Angus Calls for WIPO Debate Before Copyright Bill

NDP MP Charlie Angus has issued a press release calling on Industry Minister Jim Prentice to abide by the government's commitment to table international treaties in the House of Commons before introducing ratifying legislation by tabling the WIPO Internet treaties before introducing copyright reform legislation.  Last week, the Conservatives unveiled a new policy that injects greater transparency and accountability into Canadian treaty commitments by pledging to table treaties in the House before ratification (the policy was promoted by Foreign Minister Maxime Bernier during Question Period on Monday).  The treaties will be accompanied by an explanatory memorandum and given at least 21 sitting days for debate.  The move follows from the 2006 Conservative election platform that states "a Conservative government will place international treaties before Parliament for ratification."

Angus rightly notes that "this government has made a commitment to debating treaties. Clearly Mr. Prentice is bound to bring this treaty to the House for a fair and open debate."  I think he is absolutely right on this one.  This was a clear Conservative promise that they've now fulfilled.  It's a good policy (one mirrored by the UK and Australia) that would be completely undermined if the government were to ignore it within days of its announcement.  Before introducing the copyright bill, the government should table the WIPO Internet treaties and the explanatory memorandum in the House of Commons and invite debate from MPs and comments from the general public. 

One Comment

  1. CU Legal Theory Guy says:

    Grad Student
    I’m not sure how all this policy adoption and public opinion shaping works, so the risk of being naive, I’m assuming this means that the treaties will be open to public and legislator scrutiny for at least 21 days.

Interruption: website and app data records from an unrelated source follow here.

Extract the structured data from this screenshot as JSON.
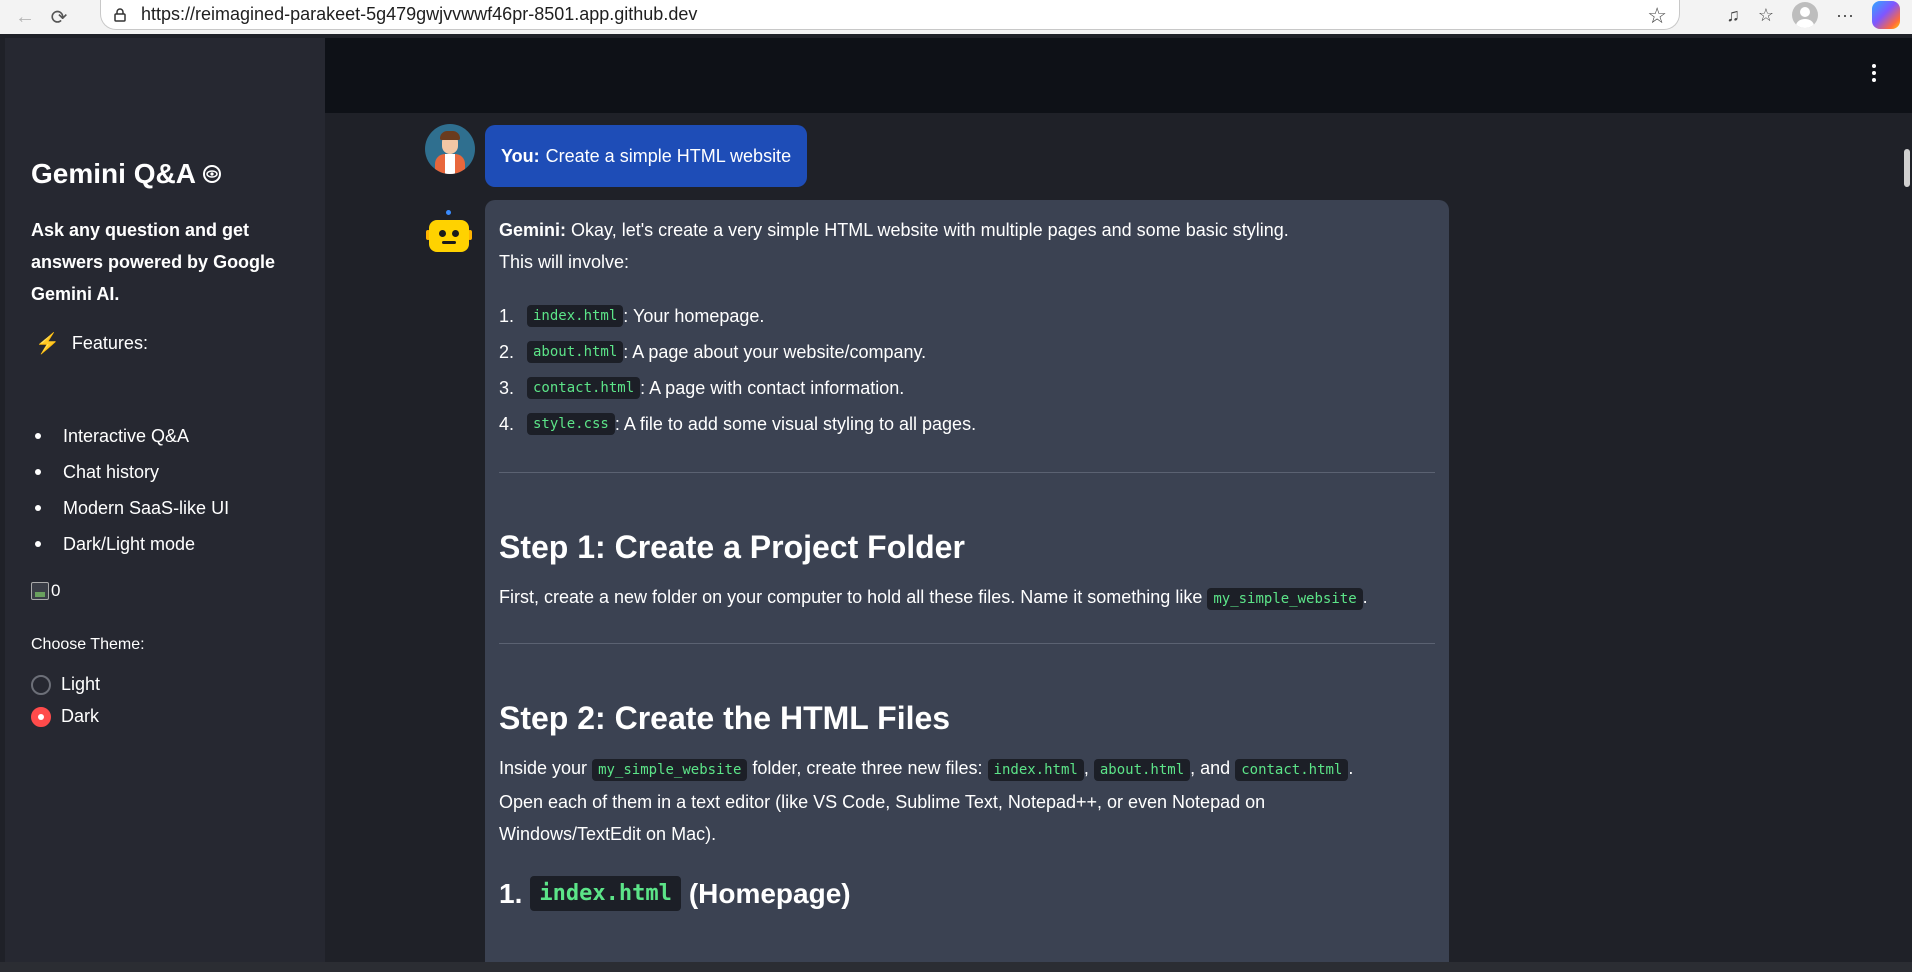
{
  "browser": {
    "url": "https://reimagined-parakeet-5g479gwjvvwwf46pr-8501.app.github.dev"
  },
  "sidebar": {
    "title": "Gemini Q&A",
    "description": "Ask any question and get answers powered by Google Gemini AI.",
    "features_label": "Features:",
    "features": [
      "Interactive Q&A",
      "Chat history",
      "Modern SaaS-like UI",
      "Dark/Light mode"
    ],
    "broken_image_alt": "0",
    "theme_label": "Choose Theme:",
    "theme_options": [
      {
        "label": "Light",
        "selected": false
      },
      {
        "label": "Dark",
        "selected": true
      }
    ]
  },
  "chat": {
    "user_message": {
      "speaker": "You:",
      "text": "Create a simple HTML website"
    },
    "bot_message": {
      "speaker": "Gemini:",
      "intro": "Okay, let's create a very simple HTML website with multiple pages and some basic styling.",
      "intro_line2": "This will involve:",
      "list": [
        {
          "num": "1.",
          "code": "index.html",
          "text": ": Your homepage."
        },
        {
          "num": "2.",
          "code": "about.html",
          "text": ": A page about your website/company."
        },
        {
          "num": "3.",
          "code": "contact.html",
          "text": ": A page with contact information."
        },
        {
          "num": "4.",
          "code": "style.css",
          "text": ": A file to add some visual styling to all pages."
        }
      ],
      "step1": {
        "heading": "Step 1: Create a Project Folder",
        "text_before": "First, create a new folder on your computer to hold all these files. Name it something like",
        "code": "my_simple_website",
        "text_after": "."
      },
      "step2": {
        "heading": "Step 2: Create the HTML Files",
        "t1": "Inside your",
        "c1": "my_simple_website",
        "t2": "folder, create three new files:",
        "c2": "index.html",
        "t3": ",",
        "c3": "about.html",
        "t4": ", and",
        "c4": "contact.html",
        "t5": ".",
        "line2": "Open each of them in a text editor (like VS Code, Sublime Text, Notepad++, or even Notepad on",
        "line3": "Windows/TextEdit on Mac)."
      },
      "sub1": {
        "num": "1.",
        "code": "index.html",
        "text": "(Homepage)"
      }
    }
  },
  "colors": {
    "sidebar_bg": "#262831",
    "main_bg": "#1f2128",
    "user_bubble": "#1e4db7",
    "bot_bubble": "#3b4252",
    "code_text": "#5ce488",
    "radio_selected": "#ff4b4b"
  },
  "icons": [
    "back-arrow-icon",
    "refresh-icon",
    "lock-icon",
    "star-icon",
    "music-icon",
    "favorites-icon",
    "profile-icon",
    "more-icon",
    "copilot-icon",
    "bolt-icon",
    "eye-icon",
    "kebab-menu-icon"
  ]
}
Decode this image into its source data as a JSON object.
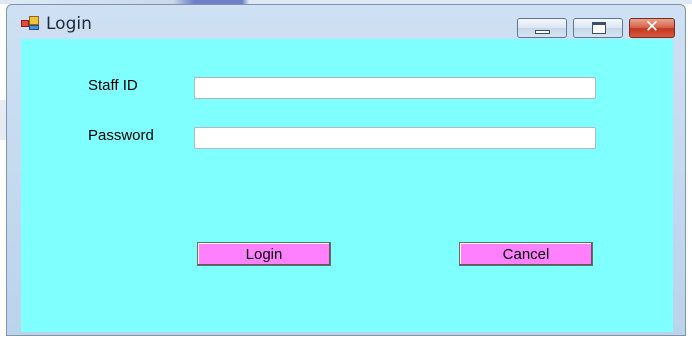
{
  "window": {
    "title": "Login",
    "icon": "form-icon",
    "controls": {
      "minimize": "minimize-icon",
      "maximize": "maximize-icon",
      "close": "close-icon"
    }
  },
  "form": {
    "staff_id_label": "Staff ID",
    "staff_id_value": "",
    "password_label": "Password",
    "password_value": "",
    "login_button": "Login",
    "cancel_button": "Cancel"
  },
  "colors": {
    "client_background": "#80ffff",
    "button_background": "#ff80ff",
    "close_button": "#c1381f"
  }
}
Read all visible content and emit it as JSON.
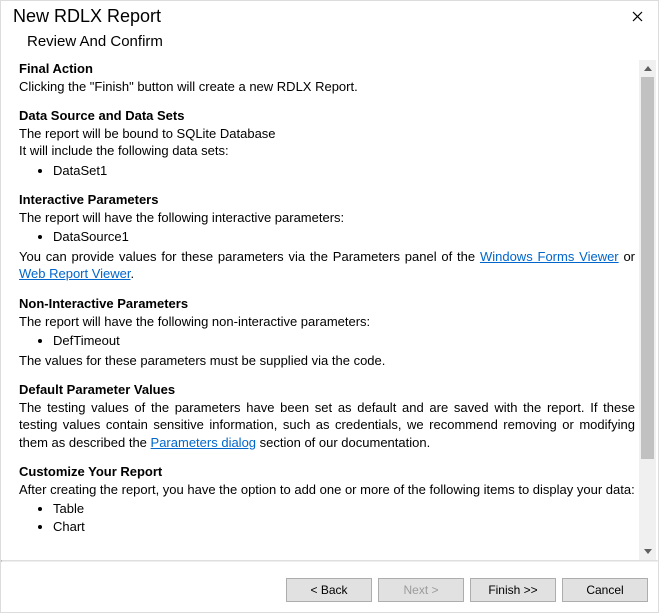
{
  "window": {
    "title": "New RDLX Report"
  },
  "subtitle": "Review And Confirm",
  "sections": {
    "final_action": {
      "head": "Final Action",
      "body": "Clicking the \"Finish\" button will create a new RDLX Report."
    },
    "data_source": {
      "head": "Data Source and Data Sets",
      "l1": "The report will be bound to SQLite Database",
      "l2": "It will include the following data sets:",
      "items": [
        "DataSet1"
      ]
    },
    "interactive": {
      "head": "Interactive Parameters",
      "l1": "The report will have the following interactive parameters:",
      "items": [
        "DataSource1"
      ],
      "l2a": "You can provide values for these parameters via the Parameters panel of the ",
      "link1": "Windows Forms Viewer",
      "l2b": " or ",
      "link2": "Web Report Viewer",
      "l2c": "."
    },
    "noninteractive": {
      "head": "Non-Interactive Parameters",
      "l1": "The report will have the following non-interactive parameters:",
      "items": [
        "DefTimeout"
      ],
      "l2": "The values for these parameters must be supplied via the code."
    },
    "defaults": {
      "head": "Default Parameter Values",
      "l1a": "The testing values of the parameters have been set as default and are saved with the report. If these testing values contain sensitive information, such as credentials, we recommend removing or modifying them as described the ",
      "link": "Parameters dialog",
      "l1b": " section of our documentation."
    },
    "customize": {
      "head": "Customize Your Report",
      "l1": "After creating the report, you have the option to add one or more of the following items to display your data:",
      "items": [
        "Table",
        "Chart"
      ]
    }
  },
  "buttons": {
    "back": "< Back",
    "next": "Next >",
    "finish": "Finish >>",
    "cancel": "Cancel"
  }
}
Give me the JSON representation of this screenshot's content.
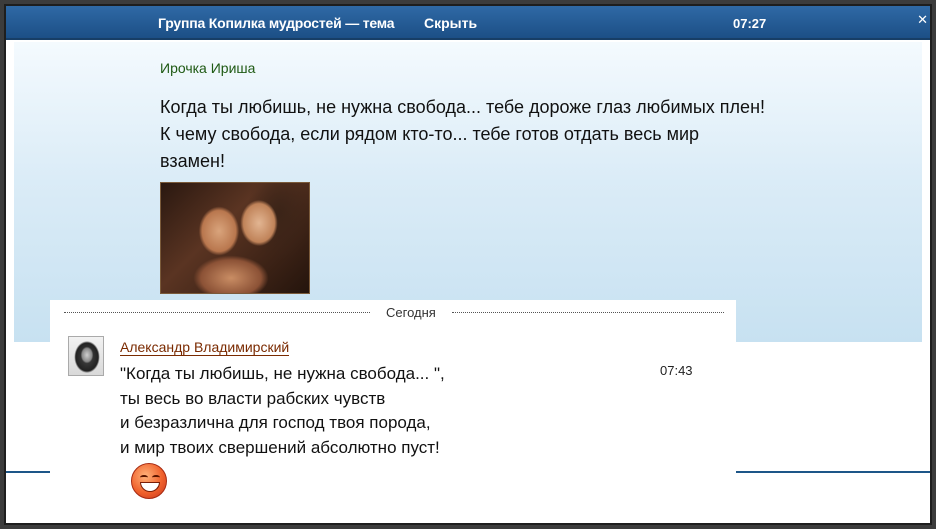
{
  "topbar": {
    "title": "Группа Копилка мудростей — тема",
    "hide_label": "Скрыть",
    "time": "07:27",
    "close_glyph": "✕"
  },
  "post": {
    "author": "Ирочка Ириша",
    "lines": [
      "Когда ты любишь, не нужна свобода... тебе дороже глаз любимых плен!",
      "К чему свобода, если рядом кто-то... тебе готов отдать весь мир",
      "взамен!"
    ],
    "photo_icon": "photo-couple"
  },
  "separator": {
    "label": "Сегодня"
  },
  "message": {
    "author": "Александр Владимирский",
    "time": "07:43",
    "lines": [
      "\"Когда ты любишь, не нужна свобода... \",",
      "ты весь во власти рабских чувств",
      "и безразлична для господ твоя порода,",
      "и мир твоих свершений абсолютно пуст!"
    ],
    "emoji_icon": "grinning-face-icon"
  },
  "colors": {
    "topbar": "#1f5a92",
    "post_author": "#1f5a14",
    "message_author": "#7a2a00"
  }
}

    I assume that during this time, those of us interested in fair copyright policies can begin to get the message out that “here’s the treaty text, and here’s some fair copyright policy suggestions that will both balance user-owner rights and be compliant with the treaty obligations.” The copyright owner lobbies and government agencies will table their own policy suggestions and bills, and based on that, there can at least be a comparison that can be debated in the public media.

    How & who should speak out, what media should we attempt to address, and what’s the best route to notifying the public and MP’s about the real concerns and shaping their opinions enough that we can get a real, fair and satisfactorily Canadian policy at the end of the day? How do we actually do it? Methinks the content owners have a whole strategy and SWOT plan in place – is there a think tank doing this for le publique?